I’d had a decent enough weekend, including a raucous day at college on the previous Friday. Fresh from my Fire Theory training, I attended my college course, not really sure to expect but nervous about the fact that I would have to deliver a fifteen minute microteaching session.
A microteaching session is basically a condensed version of a normal teaching session, whereby timing is all important. If you overrun in a microteaching session, you lose more marks than you would for losing your train of thought or even just blatantly giving a wrong answer to a question.
After speaking to my college tutor, I decided to do a microteaching session on CPR because, as you know, everyone likes a good pump and a blow…
My microteaching session went very well and I also got to take part in the sessions delivered by my college buddies. The great thing was that we all came from different industries and so I got to try my hand at different activities and skills. I learned to play Malteser football, had my eyebrows threaded, attempted to make a braided bracelet and most exciting of all, I got to dress up as a fireman (woman).
Our college group consisted on nine women and one man, who just happened to be a fit and hunky fireman, so you can understand our excitement when he told us that we’d get to feel the weight of his equipment and touch his helmet…
It’s fair to say that his equipment was heavier than I expected, but we had a lot of fun dressing up in all the gear and looked like a female version of the Village People by the time we’d finished.
I was feeling good at the start of the week and dare I say it, looking forward to a week in London. That was until I received a call at 8.30am on the Monday to inform me that there was an issue with my accommodation for the coming week. It turns out that the hotel I’d been booked into was far too expensive and so the room was cancelled, leaving me with nowhere to stay.
Cue a massive panicked scramble and finally a hotel was found that wasn’t at an extortionate nightly rate. I had a look on Google maps and assumed that North Acton (where I was staying) wasn’t that far from Canning Town (the venue I was delivering in). I assumed that everything would be fine.
I caught the train from my local station and arrived at London Waterloo just after 4pm and, due to the amount of luggage I was carrying, I caught a taxi outside the station and asked the driver to take me to my hotel in North Acton. I had assumed that it wouldn’t be more than about £25 for the taxi fare, and although the driver was a lovely guy and we had a great chat, I was alarmed to find out that the fare was the best part of £40.
The hotel I was staying in was situated literally outside the Tube station and I managed to find a pub walking distance so that I could at least get a decent meal (I was in a hotel that had no restaurant). I slept terribly that first night, probably due to the fact that I had no idea what to expect with my first time delivering in London.
It took an hour each way to get to and from my hotel to the training venue and loaded down with bags and battling the rush hour commute both in the mornings and evenings, I was starting to get a little frazzled by it all.
I did arrive at the venue in decent time on the first day and had hoped for a good group and a good week, however, you know that when your first joke of the day falls flat that it’s going to be a long week…

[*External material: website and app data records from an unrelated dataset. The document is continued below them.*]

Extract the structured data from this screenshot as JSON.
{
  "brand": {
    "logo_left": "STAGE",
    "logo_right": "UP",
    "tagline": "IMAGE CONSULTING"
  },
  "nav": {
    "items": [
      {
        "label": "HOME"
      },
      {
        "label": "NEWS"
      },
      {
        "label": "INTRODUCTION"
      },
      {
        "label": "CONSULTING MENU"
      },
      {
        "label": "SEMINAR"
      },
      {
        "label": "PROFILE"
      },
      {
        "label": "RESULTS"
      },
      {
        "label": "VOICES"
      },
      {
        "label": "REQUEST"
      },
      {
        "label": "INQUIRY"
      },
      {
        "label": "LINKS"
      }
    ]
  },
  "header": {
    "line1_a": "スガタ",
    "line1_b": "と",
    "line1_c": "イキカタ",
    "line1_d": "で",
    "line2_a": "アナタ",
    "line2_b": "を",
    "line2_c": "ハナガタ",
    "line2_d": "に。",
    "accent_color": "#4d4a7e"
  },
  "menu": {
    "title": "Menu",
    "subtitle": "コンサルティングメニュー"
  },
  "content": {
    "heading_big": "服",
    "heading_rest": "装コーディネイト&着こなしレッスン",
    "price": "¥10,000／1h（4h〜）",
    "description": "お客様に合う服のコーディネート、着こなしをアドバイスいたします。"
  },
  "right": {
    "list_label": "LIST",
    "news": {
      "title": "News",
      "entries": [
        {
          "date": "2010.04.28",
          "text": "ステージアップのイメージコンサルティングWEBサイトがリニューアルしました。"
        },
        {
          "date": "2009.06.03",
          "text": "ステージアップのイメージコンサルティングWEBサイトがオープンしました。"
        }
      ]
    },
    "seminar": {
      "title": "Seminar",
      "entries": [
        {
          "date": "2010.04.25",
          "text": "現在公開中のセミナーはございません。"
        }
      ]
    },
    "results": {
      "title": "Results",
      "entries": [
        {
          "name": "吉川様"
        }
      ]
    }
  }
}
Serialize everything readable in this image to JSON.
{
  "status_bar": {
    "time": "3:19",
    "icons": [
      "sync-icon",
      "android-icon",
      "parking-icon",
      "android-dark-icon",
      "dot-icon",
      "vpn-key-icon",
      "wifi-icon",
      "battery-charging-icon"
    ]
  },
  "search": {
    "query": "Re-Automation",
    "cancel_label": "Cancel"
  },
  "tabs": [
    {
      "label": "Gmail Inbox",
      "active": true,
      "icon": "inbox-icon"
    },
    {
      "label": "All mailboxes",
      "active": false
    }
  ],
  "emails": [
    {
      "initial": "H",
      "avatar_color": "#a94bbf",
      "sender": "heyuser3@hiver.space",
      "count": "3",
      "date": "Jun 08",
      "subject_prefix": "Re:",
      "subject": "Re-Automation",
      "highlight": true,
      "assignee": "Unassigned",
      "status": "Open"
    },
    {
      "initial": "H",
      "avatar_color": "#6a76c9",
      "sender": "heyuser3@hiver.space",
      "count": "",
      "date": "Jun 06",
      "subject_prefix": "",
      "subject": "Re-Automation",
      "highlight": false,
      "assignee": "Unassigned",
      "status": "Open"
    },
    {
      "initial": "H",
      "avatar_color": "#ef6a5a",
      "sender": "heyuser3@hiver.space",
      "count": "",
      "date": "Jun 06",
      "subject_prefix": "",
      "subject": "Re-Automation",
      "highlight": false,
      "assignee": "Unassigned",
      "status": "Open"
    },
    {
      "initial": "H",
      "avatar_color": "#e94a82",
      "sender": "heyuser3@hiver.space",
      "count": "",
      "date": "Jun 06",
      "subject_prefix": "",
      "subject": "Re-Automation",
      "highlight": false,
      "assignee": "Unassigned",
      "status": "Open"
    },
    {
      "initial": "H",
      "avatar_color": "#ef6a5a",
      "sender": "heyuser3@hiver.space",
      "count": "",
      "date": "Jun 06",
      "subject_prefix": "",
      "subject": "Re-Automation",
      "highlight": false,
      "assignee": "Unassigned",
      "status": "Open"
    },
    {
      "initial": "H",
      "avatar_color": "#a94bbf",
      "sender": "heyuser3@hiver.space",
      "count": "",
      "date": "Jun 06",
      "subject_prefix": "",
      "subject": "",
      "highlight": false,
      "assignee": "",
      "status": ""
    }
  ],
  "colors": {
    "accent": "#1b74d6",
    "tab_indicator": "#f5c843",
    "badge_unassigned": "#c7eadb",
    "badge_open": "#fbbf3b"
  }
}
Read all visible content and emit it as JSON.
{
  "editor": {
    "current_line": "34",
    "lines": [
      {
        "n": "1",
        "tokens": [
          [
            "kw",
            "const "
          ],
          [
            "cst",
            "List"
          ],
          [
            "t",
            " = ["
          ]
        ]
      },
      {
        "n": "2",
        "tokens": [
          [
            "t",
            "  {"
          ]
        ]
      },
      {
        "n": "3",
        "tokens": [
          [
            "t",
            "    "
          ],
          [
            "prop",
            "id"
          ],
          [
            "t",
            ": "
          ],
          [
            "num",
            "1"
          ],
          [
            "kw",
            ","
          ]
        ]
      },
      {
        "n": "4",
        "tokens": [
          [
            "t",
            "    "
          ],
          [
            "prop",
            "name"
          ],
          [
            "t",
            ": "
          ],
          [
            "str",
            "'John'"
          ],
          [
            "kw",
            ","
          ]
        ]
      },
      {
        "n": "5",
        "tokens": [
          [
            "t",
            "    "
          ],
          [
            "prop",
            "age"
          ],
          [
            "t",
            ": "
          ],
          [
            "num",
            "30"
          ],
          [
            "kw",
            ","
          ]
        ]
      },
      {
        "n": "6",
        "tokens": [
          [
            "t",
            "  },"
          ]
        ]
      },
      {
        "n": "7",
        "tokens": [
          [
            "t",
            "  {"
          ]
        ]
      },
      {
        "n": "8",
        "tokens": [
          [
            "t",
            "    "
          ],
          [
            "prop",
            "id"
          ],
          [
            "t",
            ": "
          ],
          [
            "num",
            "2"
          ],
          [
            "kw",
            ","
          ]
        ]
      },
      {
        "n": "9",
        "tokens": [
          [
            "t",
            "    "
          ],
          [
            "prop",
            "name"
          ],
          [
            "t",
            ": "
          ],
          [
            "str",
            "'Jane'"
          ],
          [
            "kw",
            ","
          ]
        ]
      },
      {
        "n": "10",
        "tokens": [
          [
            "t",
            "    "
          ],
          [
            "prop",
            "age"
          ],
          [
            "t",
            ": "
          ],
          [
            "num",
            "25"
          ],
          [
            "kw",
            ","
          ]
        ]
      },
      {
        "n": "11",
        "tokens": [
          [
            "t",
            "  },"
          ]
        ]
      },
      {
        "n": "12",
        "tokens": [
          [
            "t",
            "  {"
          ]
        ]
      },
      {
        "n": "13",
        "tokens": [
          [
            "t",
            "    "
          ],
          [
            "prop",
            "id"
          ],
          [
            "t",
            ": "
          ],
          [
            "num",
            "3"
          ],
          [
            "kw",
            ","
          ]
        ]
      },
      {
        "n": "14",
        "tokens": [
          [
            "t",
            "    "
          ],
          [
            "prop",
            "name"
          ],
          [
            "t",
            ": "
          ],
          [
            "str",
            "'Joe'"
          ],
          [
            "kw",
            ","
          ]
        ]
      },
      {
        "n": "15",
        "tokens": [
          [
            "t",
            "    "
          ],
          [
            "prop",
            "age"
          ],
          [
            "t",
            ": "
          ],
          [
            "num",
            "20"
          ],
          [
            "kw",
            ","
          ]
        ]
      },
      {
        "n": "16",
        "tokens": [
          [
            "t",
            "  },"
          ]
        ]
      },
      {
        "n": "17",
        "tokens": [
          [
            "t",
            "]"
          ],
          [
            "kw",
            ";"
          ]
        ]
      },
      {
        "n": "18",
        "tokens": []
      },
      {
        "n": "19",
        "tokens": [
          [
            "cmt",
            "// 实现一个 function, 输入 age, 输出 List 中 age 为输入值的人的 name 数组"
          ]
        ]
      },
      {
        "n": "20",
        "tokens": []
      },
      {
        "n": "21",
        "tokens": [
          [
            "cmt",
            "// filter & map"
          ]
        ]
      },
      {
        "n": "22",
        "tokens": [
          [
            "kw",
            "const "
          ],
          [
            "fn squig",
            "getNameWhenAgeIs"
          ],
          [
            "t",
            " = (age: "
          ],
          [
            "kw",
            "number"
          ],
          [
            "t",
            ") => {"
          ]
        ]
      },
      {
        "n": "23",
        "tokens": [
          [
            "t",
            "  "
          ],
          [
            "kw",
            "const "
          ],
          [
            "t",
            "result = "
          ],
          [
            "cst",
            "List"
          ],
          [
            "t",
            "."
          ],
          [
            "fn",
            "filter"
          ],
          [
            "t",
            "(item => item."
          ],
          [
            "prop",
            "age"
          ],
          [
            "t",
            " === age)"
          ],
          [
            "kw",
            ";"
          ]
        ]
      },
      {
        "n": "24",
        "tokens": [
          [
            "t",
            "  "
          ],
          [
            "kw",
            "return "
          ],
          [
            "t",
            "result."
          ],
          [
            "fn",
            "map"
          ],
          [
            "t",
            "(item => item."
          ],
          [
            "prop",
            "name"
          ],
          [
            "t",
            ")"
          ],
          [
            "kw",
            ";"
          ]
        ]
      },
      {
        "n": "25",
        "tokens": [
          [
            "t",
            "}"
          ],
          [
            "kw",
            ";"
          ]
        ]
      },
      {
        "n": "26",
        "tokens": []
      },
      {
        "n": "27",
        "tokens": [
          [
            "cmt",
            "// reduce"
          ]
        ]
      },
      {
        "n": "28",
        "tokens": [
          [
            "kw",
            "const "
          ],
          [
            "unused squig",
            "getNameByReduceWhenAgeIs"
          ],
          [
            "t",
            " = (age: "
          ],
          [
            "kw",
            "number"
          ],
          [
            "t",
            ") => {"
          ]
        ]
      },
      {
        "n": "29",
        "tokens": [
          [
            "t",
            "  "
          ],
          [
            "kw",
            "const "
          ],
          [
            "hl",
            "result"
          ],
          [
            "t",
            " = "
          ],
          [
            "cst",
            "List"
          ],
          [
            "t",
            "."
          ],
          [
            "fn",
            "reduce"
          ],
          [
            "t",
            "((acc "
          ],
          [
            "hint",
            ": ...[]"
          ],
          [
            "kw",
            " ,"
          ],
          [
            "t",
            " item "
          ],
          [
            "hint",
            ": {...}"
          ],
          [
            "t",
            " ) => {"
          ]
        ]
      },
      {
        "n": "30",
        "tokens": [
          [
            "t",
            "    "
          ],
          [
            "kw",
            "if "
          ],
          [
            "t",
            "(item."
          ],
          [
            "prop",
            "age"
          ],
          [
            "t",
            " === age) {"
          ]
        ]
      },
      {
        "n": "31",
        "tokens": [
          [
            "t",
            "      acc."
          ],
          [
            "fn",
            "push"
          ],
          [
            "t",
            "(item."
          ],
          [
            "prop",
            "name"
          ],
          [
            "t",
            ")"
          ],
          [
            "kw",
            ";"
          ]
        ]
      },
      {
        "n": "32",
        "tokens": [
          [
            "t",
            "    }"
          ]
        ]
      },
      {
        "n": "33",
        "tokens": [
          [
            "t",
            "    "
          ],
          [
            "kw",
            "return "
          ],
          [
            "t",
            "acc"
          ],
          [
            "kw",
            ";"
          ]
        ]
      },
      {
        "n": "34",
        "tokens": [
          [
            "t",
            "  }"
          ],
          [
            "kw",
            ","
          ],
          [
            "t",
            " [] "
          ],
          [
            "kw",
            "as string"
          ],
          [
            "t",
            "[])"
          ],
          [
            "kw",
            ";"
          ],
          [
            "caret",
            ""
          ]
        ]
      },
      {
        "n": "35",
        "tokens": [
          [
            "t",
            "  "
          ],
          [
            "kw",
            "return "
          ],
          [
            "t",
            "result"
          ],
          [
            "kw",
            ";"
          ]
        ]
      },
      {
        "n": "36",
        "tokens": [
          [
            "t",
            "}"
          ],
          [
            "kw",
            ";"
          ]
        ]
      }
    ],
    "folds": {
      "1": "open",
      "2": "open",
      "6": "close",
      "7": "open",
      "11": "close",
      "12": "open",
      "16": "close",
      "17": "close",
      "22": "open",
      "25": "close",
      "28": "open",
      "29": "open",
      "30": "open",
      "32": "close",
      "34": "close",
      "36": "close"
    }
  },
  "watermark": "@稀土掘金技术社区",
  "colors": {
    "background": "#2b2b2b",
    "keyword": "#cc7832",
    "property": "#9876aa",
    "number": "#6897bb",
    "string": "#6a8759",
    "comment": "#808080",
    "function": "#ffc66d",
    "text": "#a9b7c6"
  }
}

I had a mixed group of people, some of whom were obsessed with the sound of their own voice and prolonged the sessions and then complained at how long the day was. Then there was the pair of learners who turned up over an hour late and whom I allowed to stay and then complained that the venue was too far away for them. That’s an issue for their manager, not the poor trainer who has absolutely no say in where sessions are held, so why leave it on MY feedback form?!
People on the London Underground are some of the most ignorant and rude people you’ve ever met. Even though I was loaded down with bags, looked in pain (because I was) and uncomfortable, not one person got up and offered me their seat and so I stood for an hour each day, every day with one exception when a group of students from Texas boarded the Tube train. Even though I only spent a few minutes with them, they were the nicest bunch of kids and made sure that everyone made room for me to get off at my stop.
Leave it to foreigners to be the politest people on the Underground…
Somehow I got through the first few days, trudging back and forth from one side of London to the other. I enjoyed a lovely meal on the Wednesday night and felt relieved that that I wouldn’t have to battle the Underground the next day, knowing that I had pre-booked and pre-paid a minicab to get me from the hotel to the venue.
Just one more session to get through and then I could go home and put a trying week behind me. I was over the worst, wasn’t I?